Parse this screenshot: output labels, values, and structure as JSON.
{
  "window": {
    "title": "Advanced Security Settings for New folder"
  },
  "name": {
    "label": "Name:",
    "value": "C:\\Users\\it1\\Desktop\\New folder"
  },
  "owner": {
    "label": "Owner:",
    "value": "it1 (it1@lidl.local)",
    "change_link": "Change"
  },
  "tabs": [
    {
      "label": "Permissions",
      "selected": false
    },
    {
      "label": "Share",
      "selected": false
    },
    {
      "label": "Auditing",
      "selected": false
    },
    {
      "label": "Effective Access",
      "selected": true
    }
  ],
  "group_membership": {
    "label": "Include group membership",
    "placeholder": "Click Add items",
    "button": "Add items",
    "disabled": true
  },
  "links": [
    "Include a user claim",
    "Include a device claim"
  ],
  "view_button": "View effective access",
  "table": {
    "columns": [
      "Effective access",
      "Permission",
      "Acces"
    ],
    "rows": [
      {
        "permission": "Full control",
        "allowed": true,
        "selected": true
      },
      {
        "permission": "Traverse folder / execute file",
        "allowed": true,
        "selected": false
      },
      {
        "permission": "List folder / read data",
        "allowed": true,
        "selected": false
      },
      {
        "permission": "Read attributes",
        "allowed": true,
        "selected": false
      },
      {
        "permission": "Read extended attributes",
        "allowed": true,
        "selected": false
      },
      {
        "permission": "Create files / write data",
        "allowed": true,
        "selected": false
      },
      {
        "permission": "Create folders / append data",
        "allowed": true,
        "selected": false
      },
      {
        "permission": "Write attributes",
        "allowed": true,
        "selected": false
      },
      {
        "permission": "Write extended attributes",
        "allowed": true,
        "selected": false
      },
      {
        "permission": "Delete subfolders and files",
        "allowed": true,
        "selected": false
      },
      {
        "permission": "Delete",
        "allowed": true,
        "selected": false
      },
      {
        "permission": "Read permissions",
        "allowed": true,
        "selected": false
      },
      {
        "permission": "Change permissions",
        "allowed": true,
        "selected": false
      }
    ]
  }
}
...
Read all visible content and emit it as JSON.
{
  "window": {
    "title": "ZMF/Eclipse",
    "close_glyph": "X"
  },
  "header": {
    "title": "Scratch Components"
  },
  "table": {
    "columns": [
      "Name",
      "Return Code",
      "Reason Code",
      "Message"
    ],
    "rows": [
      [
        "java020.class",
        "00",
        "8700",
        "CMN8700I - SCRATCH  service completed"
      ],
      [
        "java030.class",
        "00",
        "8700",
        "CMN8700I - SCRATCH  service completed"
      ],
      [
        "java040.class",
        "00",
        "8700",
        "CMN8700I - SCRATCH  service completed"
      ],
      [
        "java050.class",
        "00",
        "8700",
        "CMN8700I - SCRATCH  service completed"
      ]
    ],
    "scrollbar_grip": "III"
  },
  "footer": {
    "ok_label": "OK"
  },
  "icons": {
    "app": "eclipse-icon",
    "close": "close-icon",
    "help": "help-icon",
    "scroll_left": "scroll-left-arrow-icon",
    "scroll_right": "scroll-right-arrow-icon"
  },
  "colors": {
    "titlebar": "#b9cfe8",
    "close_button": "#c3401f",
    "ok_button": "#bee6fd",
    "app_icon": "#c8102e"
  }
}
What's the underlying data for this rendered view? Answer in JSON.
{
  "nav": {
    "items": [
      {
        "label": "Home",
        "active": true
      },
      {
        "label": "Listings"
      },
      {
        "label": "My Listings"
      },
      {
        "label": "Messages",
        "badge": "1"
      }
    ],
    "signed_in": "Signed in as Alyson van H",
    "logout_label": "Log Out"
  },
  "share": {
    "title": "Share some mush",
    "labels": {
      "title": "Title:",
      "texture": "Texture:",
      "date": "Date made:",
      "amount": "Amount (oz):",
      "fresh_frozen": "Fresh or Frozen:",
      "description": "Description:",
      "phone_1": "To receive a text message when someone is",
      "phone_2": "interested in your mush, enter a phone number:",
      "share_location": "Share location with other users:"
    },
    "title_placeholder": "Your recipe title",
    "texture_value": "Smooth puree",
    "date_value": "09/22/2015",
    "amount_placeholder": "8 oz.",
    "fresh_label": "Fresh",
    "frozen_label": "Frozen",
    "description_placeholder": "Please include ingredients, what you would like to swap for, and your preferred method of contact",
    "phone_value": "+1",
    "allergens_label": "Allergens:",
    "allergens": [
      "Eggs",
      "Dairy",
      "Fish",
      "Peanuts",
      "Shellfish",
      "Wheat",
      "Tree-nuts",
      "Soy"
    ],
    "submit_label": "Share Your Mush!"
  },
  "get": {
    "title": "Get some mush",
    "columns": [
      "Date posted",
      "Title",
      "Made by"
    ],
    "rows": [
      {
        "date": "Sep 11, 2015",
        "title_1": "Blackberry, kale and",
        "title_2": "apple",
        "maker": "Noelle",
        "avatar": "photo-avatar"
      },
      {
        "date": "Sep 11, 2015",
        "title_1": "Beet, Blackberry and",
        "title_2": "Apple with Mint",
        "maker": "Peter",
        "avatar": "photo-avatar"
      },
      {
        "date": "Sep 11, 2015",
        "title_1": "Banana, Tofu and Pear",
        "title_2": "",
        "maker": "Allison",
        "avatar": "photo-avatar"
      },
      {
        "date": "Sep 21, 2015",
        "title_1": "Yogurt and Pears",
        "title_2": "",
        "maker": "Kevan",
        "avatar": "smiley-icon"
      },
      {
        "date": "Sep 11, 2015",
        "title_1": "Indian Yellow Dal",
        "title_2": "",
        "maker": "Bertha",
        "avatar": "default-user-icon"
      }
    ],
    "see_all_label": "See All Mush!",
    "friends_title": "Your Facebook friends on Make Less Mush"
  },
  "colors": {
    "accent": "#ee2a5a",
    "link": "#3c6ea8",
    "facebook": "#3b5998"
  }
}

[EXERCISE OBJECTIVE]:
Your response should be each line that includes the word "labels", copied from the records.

[RESULT]:
Parse this screenshot: output labels, values, and structure as JSON.
    "labels": {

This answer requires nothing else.